The inquiry will be a broader version of a previous “examination,” looking at the center’s grant management practices, a spokesperson for Boston University told The Boston Globe.
The inquiry also comes shortly after layoffs at the center. Kendi recently laid off about 20 employees, more than half the center’s staff, the university confirmed last week.
Kendi, a prominent critical race theory scholar, has become an influential voice on “antiracism” over the last several years, especially after his book, “How to Be an Antiracist,” became a New York Times bestseller in 2020 in the wake of George Floyd’s death.
He has drawn criticism for promoting the theory that all racial disparities are due to racism. Kendi has also faced criticism for his book “Antiracist Baby,” a children’s picture book that introduces children to the concept of antiracism.
The Center for Antiracist Research was established in June 2020, just days after Floyd’s death, when Kendi was hired as a history professor at Boston University. Since then, the center has raised tens of millions of dollars from donors.
The center managed to accomplish certain projects, such as teaming up with The Boston Globe to launch a digital publication called The Emancipator. However, many other projects have gone uncompleted, such as a Racial Data Tracker, which would be “the nation’s largest online database of racial inequity data in the United States.”
The center “was just being mismanaged on a really fundamental level,” Phillipe Copeland, a Boston University professor who worked at the center, told the Globe.
Copeland skewered the center in a Facebook post on Sunday, saying the layoffs amount to “employment violence and trauma.”
“Boston University needs to explain how one of its premier Centers ended up in this situation and how mass layoffs are ‘antiracist.’ This act of employment violence and trauma is not just about individual leaders.
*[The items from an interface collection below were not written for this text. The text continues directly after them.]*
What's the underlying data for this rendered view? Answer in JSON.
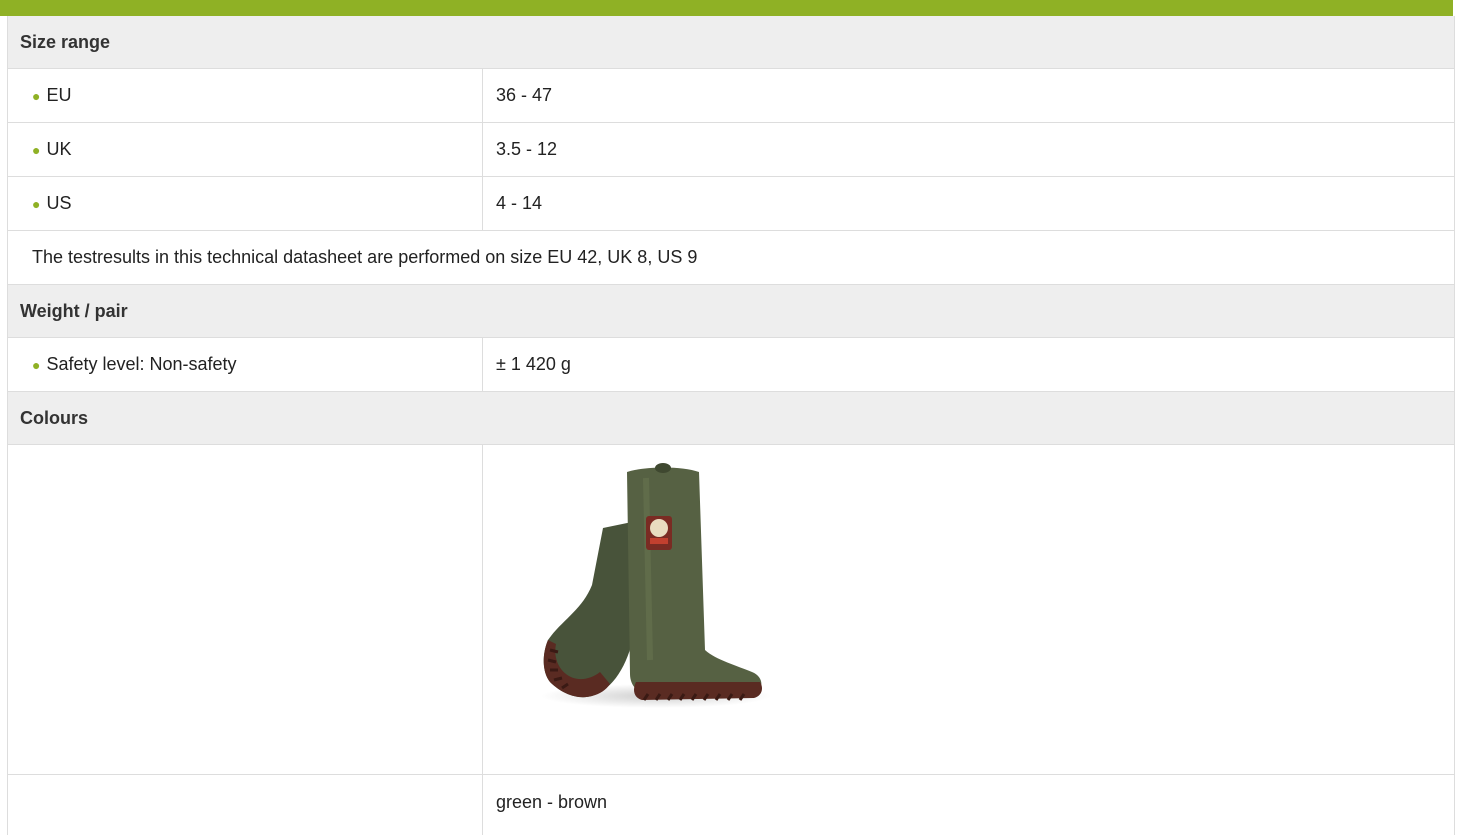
{
  "size_range": {
    "heading": "Size range",
    "rows": [
      {
        "label": "EU",
        "value": "36 - 47"
      },
      {
        "label": "UK",
        "value": "3.5 - 12"
      },
      {
        "label": "US",
        "value": "4 - 14"
      }
    ],
    "note": "The testresults in this technical datasheet are performed on size EU 42, UK 8, US 9"
  },
  "weight": {
    "heading": "Weight / pair",
    "rows": [
      {
        "label": "Safety level: Non-safety",
        "value": "± 1 420 g"
      }
    ]
  },
  "colours": {
    "heading": "Colours",
    "image_label": "",
    "colour_name": "green - brown",
    "boot_colors": {
      "upper": "#4f5a3e",
      "sole": "#5a2b22",
      "accent_bar": "#8fb125"
    }
  }
}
It’s about the cultures and systems that allow it to occur,” Copeland wrote on Sunday.
“I don’t know where the money is,” said Saida Grundy, another Boston University professor who worked at the center.
Kendi reportedly did not delegate authority, which slowed the center’s operations.
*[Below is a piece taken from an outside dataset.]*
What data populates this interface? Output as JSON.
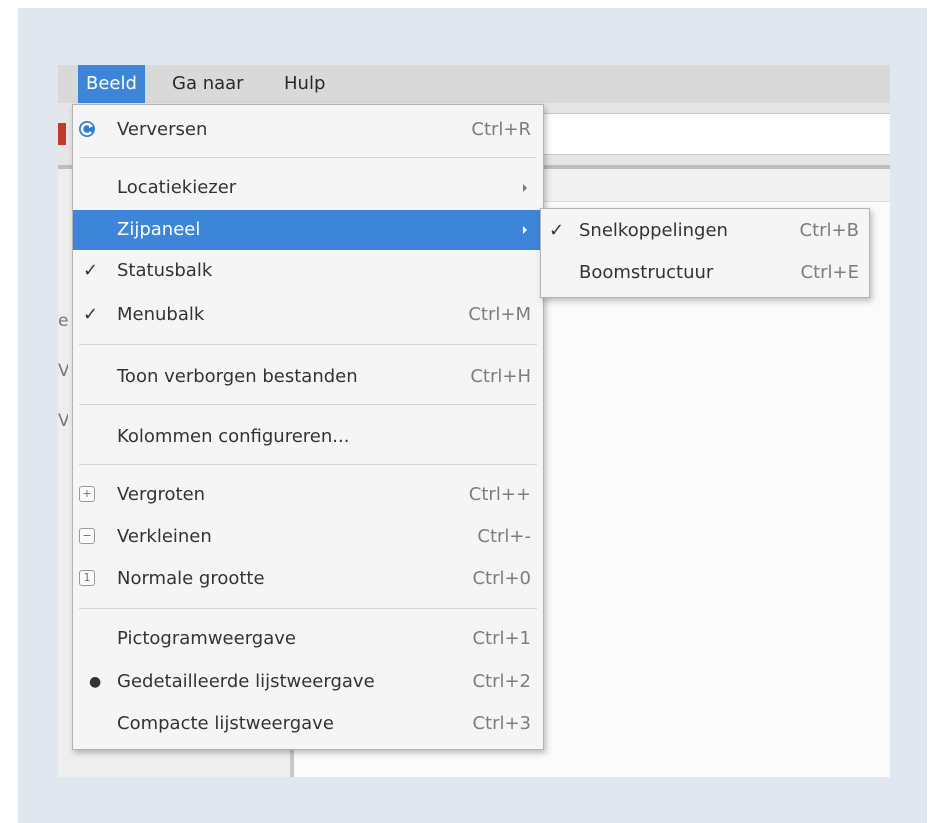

He was also on leave from the center during the last several months, and when he returned last week, he reportedly laid off about 20 staffers over Zoom, according to one of the professors at the center.
Kendi “takes strong exception to the allegations made in recent complaints and media reports,” the Boston University spokesperson said.
The center’s scholars have also produced very little research, and the two research papers they have put out have been co-authored with other academics, a Washington Free Beacon analysis found.
Global health professor Elaine Nsoesie, who leads the Racial Data Tracker project at the center, co-authored a January paper that concluded that areas with more black residents had more “dilapidated buildings.”
Management and organizations professor Sanaz Mobasseri, another scholar at the center, co-authored a paper that stated, “We treat White men as the dominant group and Black people as the archetypal subordinate group in U.S. society.”
How long Boston University’s probe into the center will take is unclear.